As we are all thinking about cutting gas consumption and hybrid cars – we absolutely have to think about greener information technologies. There are number of ways to do this. One of low hanging fruit items in data centers is getting the utilization percentage up because idling machines are still using power. The target should be 50% or higher utilization. That’s a scary and hard number to really hit. If a server fails there’s a lot less places to shift that processing so it means that your live intelligence about the processes running needs to be crystal clear because you need to be able to make solid decisions about how to organize your data centers.
Getting rid of a lot of the CRTs is one of the things that are helping on the power consumption issues. I know that this is something that a lot of companies have thought about. For example, I bought two 21 inch CRTs from Quicken Loans about 2 years ago because they had figured out that replacing all of the CRTs with LCDs would save enough power to justify itself over some number of years so they went out and bought 2 19 inch LCDs for every desk in the organization. That’s a few more than 5000 seats.
Taking meetings via LiveMeeting verses taking a plane for an in person meeting saves a whole lot of power and cost. There are a lot of interesting technologies that are coming out in this area. For example the Microsoft RoundTable which is part of the Unified Communications Suite is amazing. It’s a speaker phone/camera that sits in the center of the table. Unlike typical video conferencing which gives you a static view of the room, the RoundTable gives you a dynamic 360 view of the room following the voice of the speaking person much like you would if you were sitting at the table and looking around. That makes sure that everyone involved is fully viewed and remote groups feel as if they are in the room or as close to it at technologically possible. It’s changed the way that meetings are done at Microsoft. There’s one team at Microsoft based out of Redmond that had a few members that are based throughout the rest of the country that has weekly conference call status meetings. It was remarkable once they started using the RoundTable. It turned out that none of the people that were remote had really been paying attention in the meetings. They were too busy doing email, IMing, hanging out on mute and brushing their teeth or whatever. Since their team switched over to using the RoundTables for the meetings, they are no longer able to “hide” during the meeting because it’s so much like they are actually in the room.
There are a ton of other really simple common sense things that we can do. I’d love to hear your ideas.

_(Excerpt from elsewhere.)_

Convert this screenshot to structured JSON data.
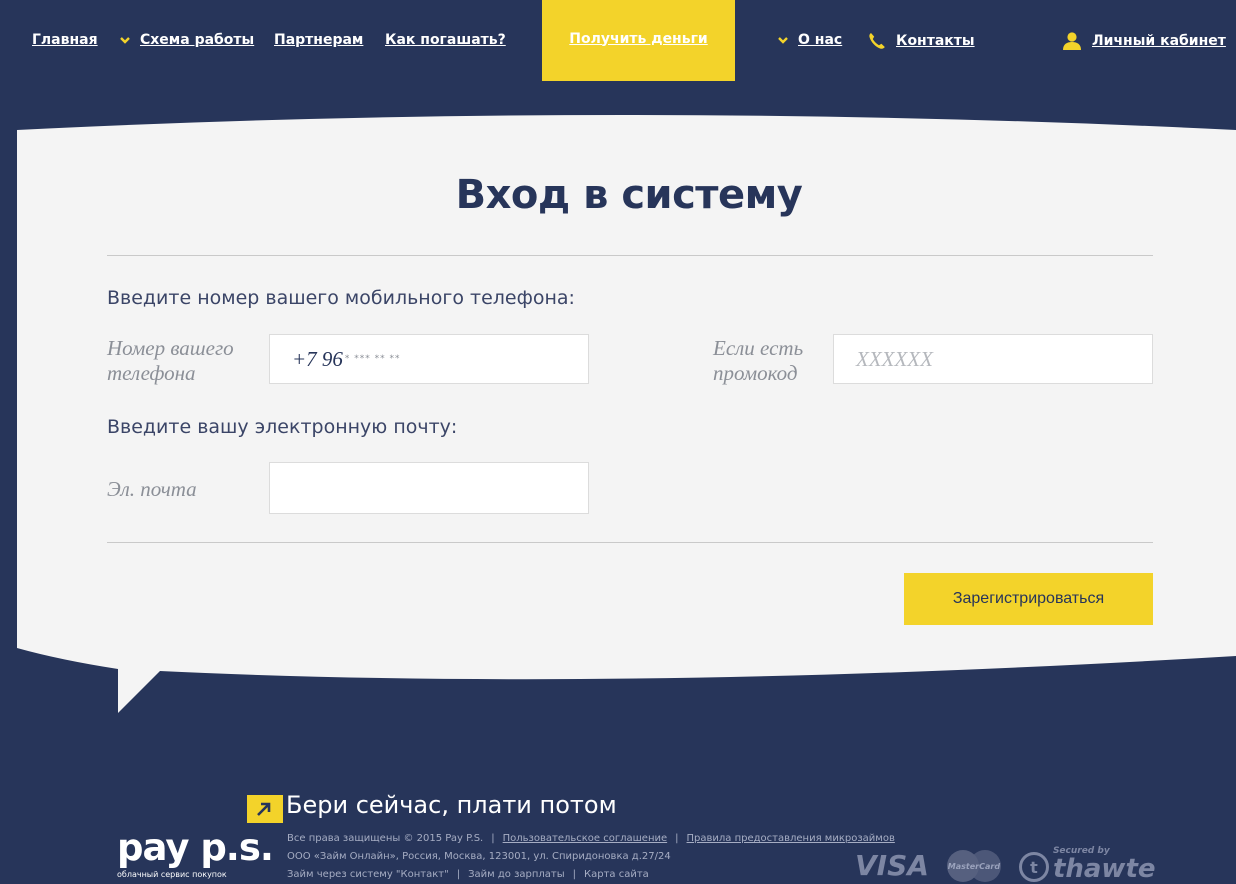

BTW: Craig Mundie’s organization (Microsoft Research) now has a new Environmental Officer. 🙂 That’s pretty cool. Microsoft is taking green technology very seriously these days. I like that.